13.8 C
Belgrade
28/02/2024
Mining News

EU Introduces Measures to Simplify Mine Opening Procedures Across Europe

The European Parliament recently gave the green light for new plans to secure the EU’s supply of critical raw materials, essential in cellphones, electric cars, and solar panels, among other things. These are positive news for the mining company LKAB, which made major discoveries of mineral resources in Northern Sweden.

This week, the European Parliament gave the green light for new rules to ensure the EU increased extraction and supply of strategic raw materials.

Supported by

Through the law, the EU will make it easier to open new mines, or strategic projects, which are considered especially important, among other things. The aim is to ensure Europe’s greater supply of critical raw materials, which are crucial to the union’s green and digital shift.

The new law includes economic incentives and a more stable and secure business framework for mining and recycling projects – with quicker and easier authorisation procedures.

Easier authorisation procedures

“This legislation is an industrial policy blueprint for a secure and sustainable supply of raw materials in Europe,” says Nicola Beer, Lead MEP (Member of the European Parliament), in a press release.

“With targeted economic incentives, we are creating project-planning certainty for private investors – through single points of contact for companies, and fast and simple authorisation procedures with clear deadlines for national authorities. This will boost mining, processing and recycling in Europe,” she adds.

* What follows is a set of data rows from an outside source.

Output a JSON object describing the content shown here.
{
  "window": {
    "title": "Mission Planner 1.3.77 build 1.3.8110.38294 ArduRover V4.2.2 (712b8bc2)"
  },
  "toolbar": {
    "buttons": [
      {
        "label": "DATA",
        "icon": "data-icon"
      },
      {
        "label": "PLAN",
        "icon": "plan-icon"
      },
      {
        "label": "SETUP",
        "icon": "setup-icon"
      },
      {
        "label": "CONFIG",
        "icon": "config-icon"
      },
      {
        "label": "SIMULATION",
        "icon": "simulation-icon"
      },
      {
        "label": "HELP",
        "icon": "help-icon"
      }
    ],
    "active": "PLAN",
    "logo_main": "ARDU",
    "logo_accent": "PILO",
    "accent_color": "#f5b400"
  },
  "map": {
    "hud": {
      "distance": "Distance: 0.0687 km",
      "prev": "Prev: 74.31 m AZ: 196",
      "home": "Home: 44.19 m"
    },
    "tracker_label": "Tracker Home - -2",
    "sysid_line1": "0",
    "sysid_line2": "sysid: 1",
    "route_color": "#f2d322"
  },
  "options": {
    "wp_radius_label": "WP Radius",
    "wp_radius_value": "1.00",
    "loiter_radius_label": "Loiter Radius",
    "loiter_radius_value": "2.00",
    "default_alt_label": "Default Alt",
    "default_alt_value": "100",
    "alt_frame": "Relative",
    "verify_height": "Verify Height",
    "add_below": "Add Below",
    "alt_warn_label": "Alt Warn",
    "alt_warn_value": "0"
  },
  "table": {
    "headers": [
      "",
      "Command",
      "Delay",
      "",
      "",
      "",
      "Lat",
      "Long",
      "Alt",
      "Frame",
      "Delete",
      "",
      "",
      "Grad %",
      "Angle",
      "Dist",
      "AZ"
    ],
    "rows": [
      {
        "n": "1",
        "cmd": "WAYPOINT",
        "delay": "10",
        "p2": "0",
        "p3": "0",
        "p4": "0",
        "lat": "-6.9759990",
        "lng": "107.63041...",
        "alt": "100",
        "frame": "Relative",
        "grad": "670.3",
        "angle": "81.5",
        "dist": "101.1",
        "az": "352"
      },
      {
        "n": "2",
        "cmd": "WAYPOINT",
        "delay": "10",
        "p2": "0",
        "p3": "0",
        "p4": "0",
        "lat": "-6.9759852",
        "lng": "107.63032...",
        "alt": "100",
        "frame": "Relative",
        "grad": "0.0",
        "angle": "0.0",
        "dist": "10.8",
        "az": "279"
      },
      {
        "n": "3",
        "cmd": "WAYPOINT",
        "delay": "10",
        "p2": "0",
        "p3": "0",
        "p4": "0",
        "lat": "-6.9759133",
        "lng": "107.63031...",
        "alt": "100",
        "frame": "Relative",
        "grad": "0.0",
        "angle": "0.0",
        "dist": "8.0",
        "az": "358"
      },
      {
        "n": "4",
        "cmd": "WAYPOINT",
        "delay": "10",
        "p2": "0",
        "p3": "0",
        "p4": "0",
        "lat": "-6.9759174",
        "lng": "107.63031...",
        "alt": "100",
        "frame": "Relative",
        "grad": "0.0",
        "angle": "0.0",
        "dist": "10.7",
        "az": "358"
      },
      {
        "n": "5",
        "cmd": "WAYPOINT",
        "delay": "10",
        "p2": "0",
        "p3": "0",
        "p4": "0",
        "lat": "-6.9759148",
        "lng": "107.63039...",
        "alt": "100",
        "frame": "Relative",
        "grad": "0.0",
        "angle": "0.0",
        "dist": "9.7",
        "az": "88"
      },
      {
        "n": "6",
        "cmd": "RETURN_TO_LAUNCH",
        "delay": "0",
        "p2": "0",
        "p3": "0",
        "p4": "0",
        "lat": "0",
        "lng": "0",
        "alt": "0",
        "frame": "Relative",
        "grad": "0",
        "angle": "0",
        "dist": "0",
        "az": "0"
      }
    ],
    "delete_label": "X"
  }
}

LKAB positive to new rules

The backdrop for the new legislation is the global shift toward renewable energy of digitization of economies and societies. Electric cars, solar panels, and smartphones all contain critical raw materials and the demand for these will increase in the coming years.

Critical raw materials are pivotal for the EU’s green and digital transitions, and securing their supply is crucial for the European Union’s economic resilience, technological leadership, and strategic autonomy,” reads the press release.

In Northern Sweden, the Swedish state mining company LKAB is positive to shorter permit processes, which the new legislation entails, according to the Swedish radio channel P4.

Major mineral deposits in Northern Sweden

LKAB operates several iron ore mines in Sweden’s northernmost region and also invests big in the production and processing of minerals.

In January this year, the mining company announced that they had made great discoveries of rare earth mineral resources in the Northern Swedish town of Kiruna. According to LKAB, the deposit has the potential of becoming Europe’s most important mine for critical raw materials.

The company’s mining operations take place in the immediate vicinity of what is the world’s largest underground mine for iron ore.

LKAB CEO Jan Moström specified in connection with the finding that a fossil free future requires six times greater production of minerals in 2040 than today. He also highlighted that the EU uses 30 percent of the global metals and minerals, but only 3 percent of these are extracted in the union.

Regarding Rare Earth Elements, over five times more of these will reportedly be needed by 2030, primarily for electric cars and wind power. However, there is no production of these in the EU.

The law in question, named the Critical Raw Materials Act, must be formally approved by the EU Council before it can enter into force.

 

Source: High North News

Related posts

Rovina Valley project is setting a new standard for sustainable mining in Romania

David Lazarevic

How the EU can secure a sustainable supply of critical minerals

David Lazarevic

The impact of exports of Chinese technologies for processing rare earth metals on the world market

David Lazarevic
error: Content is protected !!